Whenever you ride, especially if you’re going to ride through the winter season, make sure your battery is fully charged each and every time you hit the mountain.
Part 6: What Lighting Mode Should I Choose While Riding
Many mountain bike headlights are designed with multiple light modes so you can adapt to the lighting situation while you’re riding. With an mtb headlight that’s equipped with multi-function lighting modes (high, medium, low, flashing plus warning light, burst flashing plus warning light) you can use it in a variety of situations, or for safety/survival purposes (if necessary).
When it’s approaching dusk, use low and medium lighting. Just because it’s still a little bit light outside isn’t an excuse to pay less attention to obstacles on the trail. You may think there’s still enough natural light, but that’s not actually the case. Your eyes can easily fool you, and since your battery can most likely sit on full brightness for a few hours, why not turn it on? It can get dark pretty quick, so don’t wait to put your mtb headlight on full brightness trying to save battery. Some batteries will even have lights or a screen to monitor battery levels.

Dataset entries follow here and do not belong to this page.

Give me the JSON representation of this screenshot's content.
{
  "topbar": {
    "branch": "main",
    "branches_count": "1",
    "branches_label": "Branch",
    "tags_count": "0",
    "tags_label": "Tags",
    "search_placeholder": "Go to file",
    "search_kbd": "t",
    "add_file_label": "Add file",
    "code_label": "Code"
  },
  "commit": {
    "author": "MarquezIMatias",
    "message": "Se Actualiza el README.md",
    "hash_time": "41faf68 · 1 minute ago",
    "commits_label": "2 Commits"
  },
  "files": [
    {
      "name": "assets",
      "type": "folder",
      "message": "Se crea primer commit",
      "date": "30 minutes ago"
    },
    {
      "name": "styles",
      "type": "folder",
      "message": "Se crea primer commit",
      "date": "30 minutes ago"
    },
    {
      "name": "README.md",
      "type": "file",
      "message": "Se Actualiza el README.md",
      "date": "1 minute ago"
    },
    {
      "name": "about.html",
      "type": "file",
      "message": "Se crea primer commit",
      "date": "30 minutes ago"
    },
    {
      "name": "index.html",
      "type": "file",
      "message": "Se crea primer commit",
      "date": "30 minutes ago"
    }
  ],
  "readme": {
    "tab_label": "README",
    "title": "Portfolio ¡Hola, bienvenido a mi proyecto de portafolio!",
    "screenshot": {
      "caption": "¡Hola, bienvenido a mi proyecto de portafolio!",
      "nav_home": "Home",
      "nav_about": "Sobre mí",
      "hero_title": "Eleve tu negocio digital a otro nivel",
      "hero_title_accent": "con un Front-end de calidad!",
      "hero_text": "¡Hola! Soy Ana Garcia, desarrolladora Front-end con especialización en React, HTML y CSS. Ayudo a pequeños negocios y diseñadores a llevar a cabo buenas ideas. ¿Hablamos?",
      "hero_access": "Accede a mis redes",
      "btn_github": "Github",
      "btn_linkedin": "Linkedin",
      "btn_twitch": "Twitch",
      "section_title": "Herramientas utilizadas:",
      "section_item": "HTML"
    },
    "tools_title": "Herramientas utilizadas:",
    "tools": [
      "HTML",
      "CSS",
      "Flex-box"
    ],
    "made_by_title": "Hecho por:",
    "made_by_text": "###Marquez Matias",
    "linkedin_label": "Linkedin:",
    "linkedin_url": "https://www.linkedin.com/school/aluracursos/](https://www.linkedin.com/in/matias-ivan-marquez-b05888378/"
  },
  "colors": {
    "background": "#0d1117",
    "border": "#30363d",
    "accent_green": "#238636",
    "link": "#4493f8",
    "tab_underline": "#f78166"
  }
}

If you want to max out your time on the mountain in the winter check your battery levels frequently.
Lighting modes will vary in capacity and length, so you can choose to continuously ride for 4 hours in high-brightness mode, 8 hours in mid-range mode, or 12 hours in low-brightness mode.
Part 7: What Lighting Do I Use While Mountain Biking with Friends
Night riding is a total adrenaline rush. Don’t go it alone. It’s a lot safer with friends and the right mountain bike headlight, and helmet lamp combination. If you’re just getting used to riding at night on your mountain bike, add front and rear blinking red lights. These will give your friends a better idea of the distance you are ahead of them and which direction you’re facing rather than just seeing your floodlights everywhere.
Trails you rode before will be entirely new when riding at night. Everything will feel faster. Trees will fly by you, and the ground will be like right there! You and your friends will own the mountain because not many people are as brave as you are (or maybe they’re just going home for supper?). Let’s say brave.
Five quick tips for riding at night with friends using an mtb headlight:
- Don’t want to ride too close to the person in front of you. If you’re too close, you will effectively cast a shadow ahead of the rider in front of you.
- Remember, the likelihood of crashing is much higher while riding at night.
- If you stop to chat mid-trail turn off your mountain bike headlight. You don’t want to shine the light directly into their eyes.
- Check in with each other frequently to see how each other’s batteries are doing.
- Before you leave for the mountain, make sure you tell someone where you are going. Charge everything to ensure you have the brightest mtb headlight possible.
Part 8: Conclusion
Positioning your mountain bike headlight on your handlebars, or headtube will give you the best possible lighting in combination with a mountain bike helmet light. This combination will provide the best visibility on any trail. You’ll have a consistent floodlight in front of you and light on your helmet to shine a high-definition view wherever your head turns. Lighting modes matter. Change lighting modes as the natural light darkens around you. Don’t be shy when it comes to lighting. You can monitor your battery levels as you go, and make sure to check in with friends to see how their batteries are doing too.
Cool Mountain Bikes has options for you to choose the lighting setup you need to max out visibility and adrenaline.